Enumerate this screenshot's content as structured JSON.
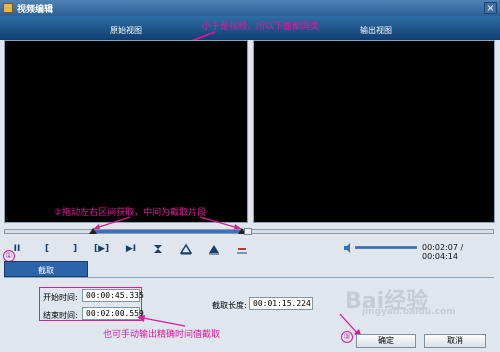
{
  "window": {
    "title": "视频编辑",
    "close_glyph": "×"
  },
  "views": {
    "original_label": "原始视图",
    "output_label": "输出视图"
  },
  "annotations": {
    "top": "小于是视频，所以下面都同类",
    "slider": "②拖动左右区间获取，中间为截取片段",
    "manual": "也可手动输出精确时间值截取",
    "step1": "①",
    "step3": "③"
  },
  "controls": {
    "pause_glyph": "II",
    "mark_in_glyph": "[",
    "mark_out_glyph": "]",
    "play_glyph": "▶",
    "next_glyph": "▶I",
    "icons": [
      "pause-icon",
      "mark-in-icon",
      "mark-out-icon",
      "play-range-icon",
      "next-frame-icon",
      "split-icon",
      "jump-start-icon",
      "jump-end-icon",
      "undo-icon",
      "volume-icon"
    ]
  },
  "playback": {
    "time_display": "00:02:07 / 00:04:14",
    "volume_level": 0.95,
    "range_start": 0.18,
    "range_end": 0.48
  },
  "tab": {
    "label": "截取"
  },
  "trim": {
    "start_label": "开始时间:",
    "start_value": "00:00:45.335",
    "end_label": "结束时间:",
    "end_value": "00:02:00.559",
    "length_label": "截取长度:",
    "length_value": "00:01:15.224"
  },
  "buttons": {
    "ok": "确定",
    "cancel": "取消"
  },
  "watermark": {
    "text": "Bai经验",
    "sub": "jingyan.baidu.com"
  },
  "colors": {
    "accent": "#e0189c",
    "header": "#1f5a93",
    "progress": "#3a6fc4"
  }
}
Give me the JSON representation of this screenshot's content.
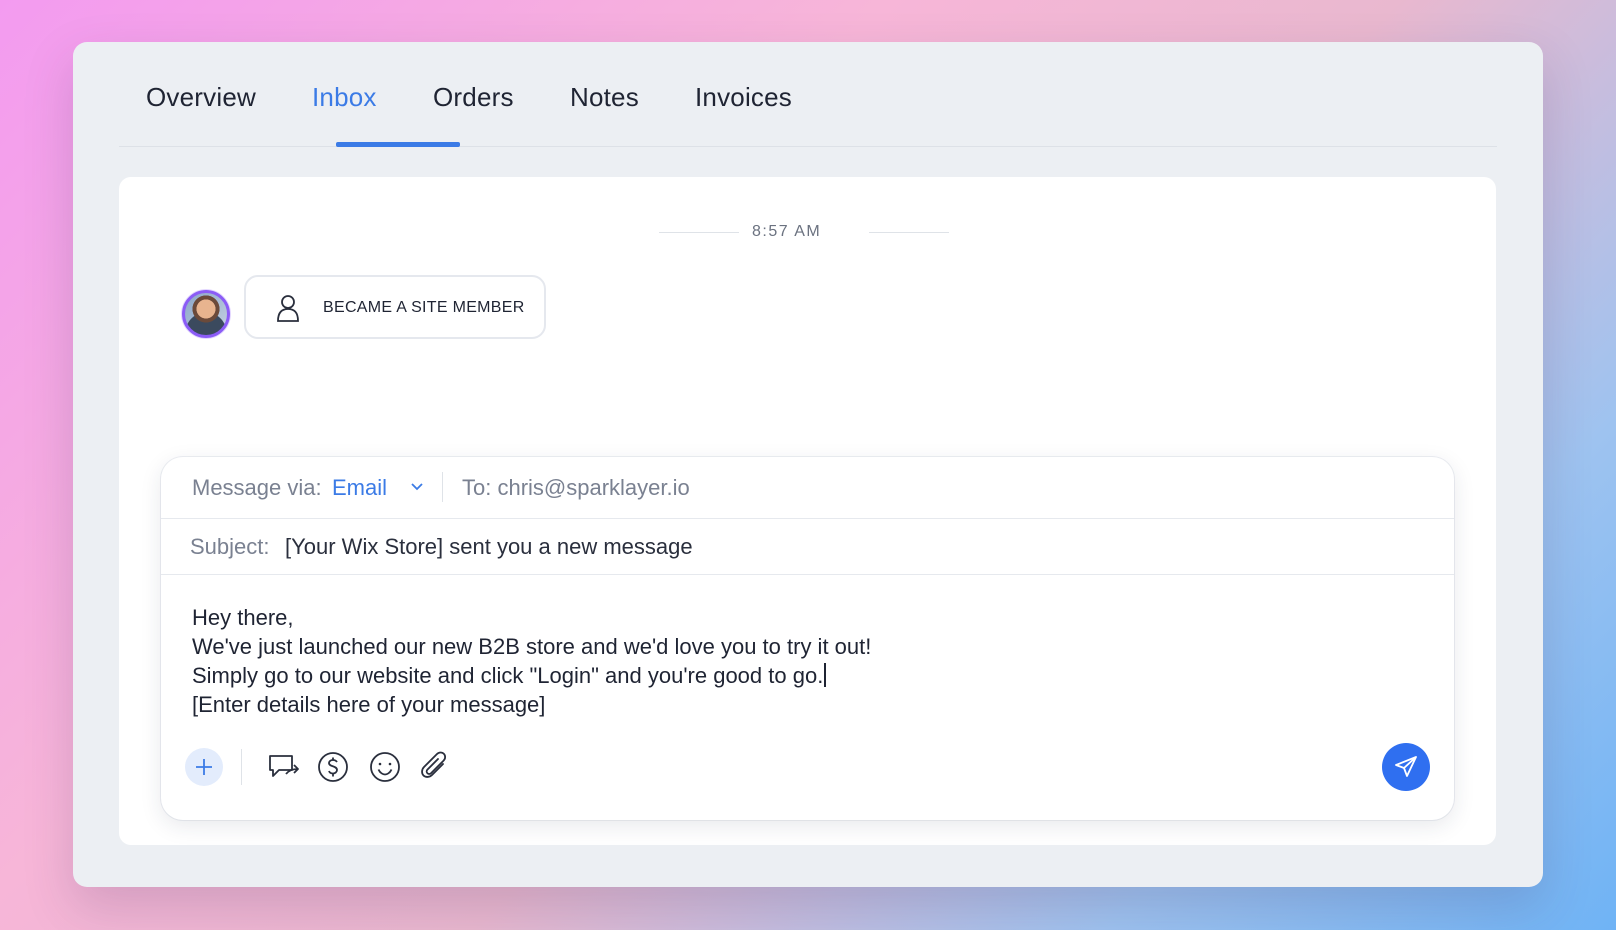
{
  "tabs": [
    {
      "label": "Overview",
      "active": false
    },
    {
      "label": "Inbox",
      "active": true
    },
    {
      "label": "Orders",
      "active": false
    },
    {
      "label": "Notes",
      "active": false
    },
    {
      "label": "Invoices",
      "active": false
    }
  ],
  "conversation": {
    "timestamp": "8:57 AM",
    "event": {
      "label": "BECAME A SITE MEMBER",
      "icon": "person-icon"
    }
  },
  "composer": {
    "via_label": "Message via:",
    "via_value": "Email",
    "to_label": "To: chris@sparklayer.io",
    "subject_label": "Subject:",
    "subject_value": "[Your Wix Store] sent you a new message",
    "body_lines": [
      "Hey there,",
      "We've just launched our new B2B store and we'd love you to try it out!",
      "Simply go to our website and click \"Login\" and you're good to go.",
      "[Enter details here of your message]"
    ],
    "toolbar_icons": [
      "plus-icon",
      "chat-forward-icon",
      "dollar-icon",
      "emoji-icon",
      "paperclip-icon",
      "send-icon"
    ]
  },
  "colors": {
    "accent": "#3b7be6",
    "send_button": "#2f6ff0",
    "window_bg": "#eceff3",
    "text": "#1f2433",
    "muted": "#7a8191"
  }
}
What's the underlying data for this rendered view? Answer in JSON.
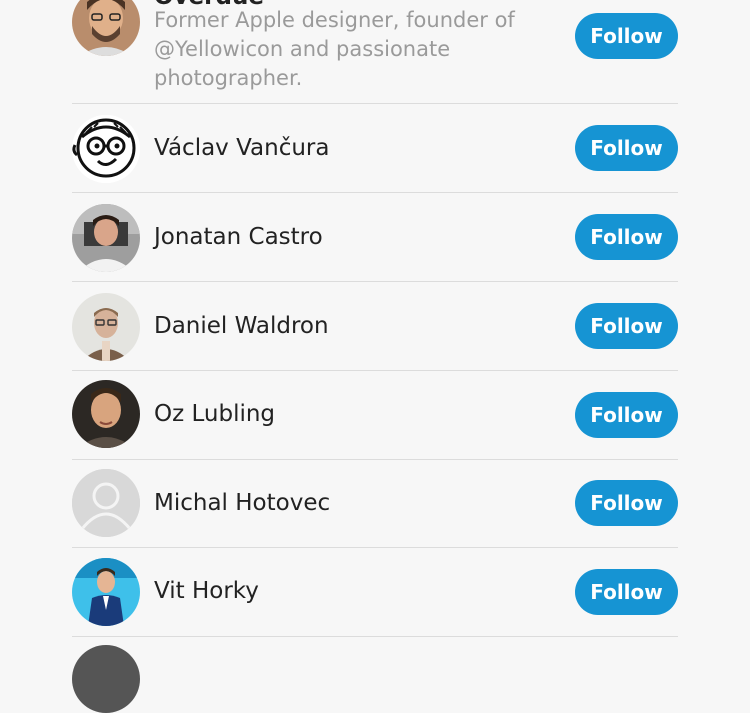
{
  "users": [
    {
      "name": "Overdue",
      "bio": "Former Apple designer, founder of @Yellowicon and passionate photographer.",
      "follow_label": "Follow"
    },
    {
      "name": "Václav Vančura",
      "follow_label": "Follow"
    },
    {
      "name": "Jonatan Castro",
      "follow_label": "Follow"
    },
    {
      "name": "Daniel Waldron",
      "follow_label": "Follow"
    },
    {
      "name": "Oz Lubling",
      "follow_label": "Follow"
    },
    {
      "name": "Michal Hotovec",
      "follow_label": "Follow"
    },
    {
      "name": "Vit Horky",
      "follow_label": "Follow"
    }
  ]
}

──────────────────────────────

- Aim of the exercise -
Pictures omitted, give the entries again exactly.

- Problem solution -
Enumerate this screenshot's content as structured JSON.
{
  "window": {
    "title": "视频编辑",
    "close_glyph": "×"
  },
  "views": {
    "original_label": "原始视图",
    "output_label": "输出视图"
  },
  "annotations": {
    "top": "小于是视频，所以下面都同类",
    "slider": "②拖动左右区间获取，中间为截取片段",
    "manual": "也可手动输出精确时间值截取",
    "step1": "①",
    "step3": "③"
  },
  "controls": {
    "pause_glyph": "II",
    "mark_in_glyph": "[",
    "mark_out_glyph": "]",
    "play_glyph": "▶",
    "next_glyph": "▶I",
    "icons": [
      "pause-icon",
      "mark-in-icon",
      "mark-out-icon",
      "play-range-icon",
      "next-frame-icon",
      "split-icon",
      "jump-start-icon",
      "jump-end-icon",
      "undo-icon",
      "volume-icon"
    ]
  },
  "playback": {
    "time_display": "00:02:07 / 00:04:14",
    "volume_level": 0.95,
    "range_start": 0.18,
    "range_end": 0.48
  },
  "tab": {
    "label": "截取"
  },
  "trim": {
    "start_label": "开始时间:",
    "start_value": "00:00:45.335",
    "end_label": "结束时间:",
    "end_value": "00:02:00.559",
    "length_label": "截取长度:",
    "length_value": "00:01:15.224"
  },
  "buttons": {
    "ok": "确定",
    "cancel": "取消"
  },
  "watermark": {
    "text": "Bai经验",
    "sub": "jingyan.baidu.com"
  },
  "colors": {
    "accent": "#e0189c",
    "header": "#1f5a93",
    "progress": "#3a6fc4"
  }
}
Give me the JSON representation of this screenshot's content.
{
  "tabs": [
    {
      "label": "Overview",
      "active": false
    },
    {
      "label": "Inbox",
      "active": true
    },
    {
      "label": "Orders",
      "active": false
    },
    {
      "label": "Notes",
      "active": false
    },
    {
      "label": "Invoices",
      "active": false
    }
  ],
  "conversation": {
    "timestamp": "8:57 AM",
    "event": {
      "label": "BECAME A SITE MEMBER",
      "icon": "person-icon"
    }
  },
  "composer": {
    "via_label": "Message via:",
    "via_value": "Email",
    "to_label": "To: chris@sparklayer.io",
    "subject_label": "Subject:",
    "subject_value": "[Your Wix Store] sent you a new message",
    "body_lines": [
      "Hey there,",
      "We've just launched our new B2B store and we'd love you to try it out!",
      "Simply go to our website and click \"Login\" and you're good to go.",
      "[Enter details here of your message]"
    ],
    "toolbar_icons": [
      "plus-icon",
      "chat-forward-icon",
      "dollar-icon",
      "emoji-icon",
      "paperclip-icon",
      "send-icon"
    ]
  },
  "colors": {
    "accent": "#3b7be6",
    "send_button": "#2f6ff0",
    "window_bg": "#eceff3",
    "text": "#1f2433",
    "muted": "#7a8191"
  }
}
What's the underlying data for this rendered view? Answer in JSON.
{
  "users": [
    {
      "name": "Overdue",
      "bio": "Former Apple designer, founder of @Yellowicon and passionate photographer.",
      "follow_label": "Follow"
    },
    {
      "name": "Václav Vančura",
      "follow_label": "Follow"
    },
    {
      "name": "Jonatan Castro",
      "follow_label": "Follow"
    },
    {
      "name": "Daniel Waldron",
      "follow_label": "Follow"
    },
    {
      "name": "Oz Lubling",
      "follow_label": "Follow"
    },
    {
      "name": "Michal Hotovec",
      "follow_label": "Follow"
    },
    {
      "name": "Vit Horky",
      "follow_label": "Follow"
    }
  ]
}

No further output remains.